Sick already of the 2019 Cricket World Cup? Less than ecstatic about the five-Test Ashes series to follow? No need to worry. In 2017, I provided a list for Cricinfo of seven games to savour, mostly featuring the England men’s team. By contrast, here’s a selection of seven fixtures that have nothing to do with those behemoth competitions. Indeed, upon careful inspection of the fixture list, one can assemble a compelling and varied personal trip around the country.
28th April: Worcestershire vs Warwickshire (Worcester)
Playing 50-over cricket in April is probably not everybody’s cup of tea, especially the spectators’; nevertheless, options are limited from mid-April to mid-May. This at least ticks the boxes of a) derby game; b) cosy ground; c) close enough to town to hole up in a café (or pub) during the inevitable April-shower delays.
20th-23rd May: Kent vs Surrey (Beckenham)
All eyes will be on the newly promoted Kent to see how the swashbucklers fare against the reigning champions. With the game taking place almost in Surrey’s back yard, local support should be strong for both teams – and the game might just yield an early indication of whether Kent may be able to maintain the recent London monopoly on the Championship.
17th-20th June: Yorkshire vs Warwickshire (York)
It’s pleasing to see another outground come on-line, and York’s Clifton Park will see its redevelopment rewarded with its first first-class game. Those who treasure their trips to Scarborough have no reason to fear, as two games at North Marine Road are also scheduled (starting on 30th June and 18th August respectively). Alternatively, for those of a Red Rose persuasion, Sedbergh School in Cumbria will be hosting its first Lancashire first-class game from 30th July-3rd July.
18th-21st July: England vs Australia (Taunton)
Women’s Test cricket comes around so rarely that any appearance is welcome. It’s a shame that the last two instances were on dull pitches that did little to showcase the range of the players’ skills: it has to be hoped that Taunton will offer up a sporting pitch for the occasion.
21st-24th July: Gloucestershire vs Worcestershire (Cheltenham)
There is something of a lack of derby games in the County Championship this year, with Yorkshire, Surrey, and Warwickshire all in Division One, and Lancashire, Middlesex, and Worcestershire stuck in Division Two. That leaves neighbouring Gloucestershire and Worcestershire to provide something vaguely approximating a grudge match – and happily it’s in the delightful surroundings of Cheltenham College, which claims what must be one of the finest square-leg backdrops in English first-class cricket.
8th August: Middlesex vs Surrey (Lord’s)
Of course, there’s no lack of derby games in the T20 Blast. The Oval does T20 rather better than Lord’s, if truth be told, but getting to that fixture on the 23rd would mean missing play on Day 3 of the above Cheltenham game. This will be the seventh and final game that AB de Villiers will be playing for Middlesex (assuming they stay true to form and avoid the knockout stages, he laughs bitterly).

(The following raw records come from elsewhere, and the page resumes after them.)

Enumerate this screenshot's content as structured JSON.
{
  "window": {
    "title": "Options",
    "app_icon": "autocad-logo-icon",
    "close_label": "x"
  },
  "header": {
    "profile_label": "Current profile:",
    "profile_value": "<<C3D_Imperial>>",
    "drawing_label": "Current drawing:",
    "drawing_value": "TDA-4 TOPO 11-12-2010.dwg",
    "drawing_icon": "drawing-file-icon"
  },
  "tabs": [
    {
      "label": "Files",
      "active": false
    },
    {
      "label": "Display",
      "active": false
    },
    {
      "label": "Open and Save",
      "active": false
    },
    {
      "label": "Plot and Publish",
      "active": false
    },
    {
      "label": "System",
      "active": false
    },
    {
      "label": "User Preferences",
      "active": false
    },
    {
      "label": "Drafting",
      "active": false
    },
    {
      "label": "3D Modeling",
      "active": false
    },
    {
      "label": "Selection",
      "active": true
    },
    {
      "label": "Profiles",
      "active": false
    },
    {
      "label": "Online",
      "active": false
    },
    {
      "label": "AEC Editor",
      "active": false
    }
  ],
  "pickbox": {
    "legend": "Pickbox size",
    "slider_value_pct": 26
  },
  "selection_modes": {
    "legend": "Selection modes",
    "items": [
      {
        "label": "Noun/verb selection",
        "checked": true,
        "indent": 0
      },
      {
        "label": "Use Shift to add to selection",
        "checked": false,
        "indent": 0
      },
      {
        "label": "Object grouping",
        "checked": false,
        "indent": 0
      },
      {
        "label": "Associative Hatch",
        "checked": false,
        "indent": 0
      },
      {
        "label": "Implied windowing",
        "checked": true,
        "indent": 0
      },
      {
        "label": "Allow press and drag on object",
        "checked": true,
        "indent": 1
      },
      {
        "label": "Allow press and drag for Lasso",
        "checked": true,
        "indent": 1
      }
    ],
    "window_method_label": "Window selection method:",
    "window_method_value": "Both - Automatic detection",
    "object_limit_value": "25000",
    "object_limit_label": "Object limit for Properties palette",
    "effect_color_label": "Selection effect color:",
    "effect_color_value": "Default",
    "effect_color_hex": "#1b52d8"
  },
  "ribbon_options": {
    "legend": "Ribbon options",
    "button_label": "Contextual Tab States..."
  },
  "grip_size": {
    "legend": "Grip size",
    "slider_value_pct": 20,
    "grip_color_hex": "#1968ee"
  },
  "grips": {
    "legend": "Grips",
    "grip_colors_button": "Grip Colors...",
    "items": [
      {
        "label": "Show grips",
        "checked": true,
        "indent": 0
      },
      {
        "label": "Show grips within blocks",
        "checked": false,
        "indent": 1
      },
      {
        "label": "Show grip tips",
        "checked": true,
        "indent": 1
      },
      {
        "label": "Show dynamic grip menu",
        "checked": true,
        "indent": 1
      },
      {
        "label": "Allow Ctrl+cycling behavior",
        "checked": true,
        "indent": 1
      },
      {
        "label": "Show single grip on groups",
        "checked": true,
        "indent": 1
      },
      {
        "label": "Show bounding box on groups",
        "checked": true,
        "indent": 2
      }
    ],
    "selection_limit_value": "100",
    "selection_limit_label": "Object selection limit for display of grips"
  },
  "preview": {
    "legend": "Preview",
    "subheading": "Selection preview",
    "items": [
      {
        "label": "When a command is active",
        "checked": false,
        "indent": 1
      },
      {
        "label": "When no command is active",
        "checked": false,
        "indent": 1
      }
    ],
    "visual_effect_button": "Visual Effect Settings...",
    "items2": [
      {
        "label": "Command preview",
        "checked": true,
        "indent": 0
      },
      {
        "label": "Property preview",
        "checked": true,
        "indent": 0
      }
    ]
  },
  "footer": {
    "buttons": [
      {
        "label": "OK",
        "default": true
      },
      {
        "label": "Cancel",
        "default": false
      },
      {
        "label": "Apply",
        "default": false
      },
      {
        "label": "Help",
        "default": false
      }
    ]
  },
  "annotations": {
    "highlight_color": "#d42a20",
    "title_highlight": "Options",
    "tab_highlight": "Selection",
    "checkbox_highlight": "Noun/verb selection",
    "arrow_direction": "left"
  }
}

1st September: Kia Super League Finals Day (Hove)
One indisuptable success story for the ECB has been the launch and development of its women’s T20 league. So much of a success has it been, in fact, that from 2020, it will, er, be abruptly discarded. Whatever the merits of that decision, it means that 2019 will see the Final Finals Day for the KSL. One last seaside jaunt, then, to savour the memories, before the Hundred rolls in on the tide.
Needless to say, admission for all seven games would likely cost you in total about the same as an Edrich Stand Ashes ticket. You pays yer money and you takes yer choice.
After a little bit of experimentation, it appears that the .cri files exported by Play-Cricket Scorer Pro (the ECB’s scoring software for laptops, not to be confused with Play-Cricket Scorer, the mobile device app) contain XML match data. It’s possible to open the .cri file as an archive using 7-Zip (or similar); the file residing within the archive is XML-formatted and contains the ball-by-ball data, albeit using a proprietary schema.
This is probably only of interest to those who are concerned about data openness and interoperability. However, it is encouraging to see that data entered in Play-Cricket Scorer Pro may be extractable if needed, and then possibly converted into an open format. It may even be possible to create match files based on this schema and import them into PCS Pro, should (for instance) one have match data in another format, such as Stephen Rushe’s Cricsheet YAML.
Nevertheless, since all this is highly experimental, it would be very welcome if ECB/NV Interactive were to officially support XML exporting of match data, meaning that we need not fear losing the capability in future.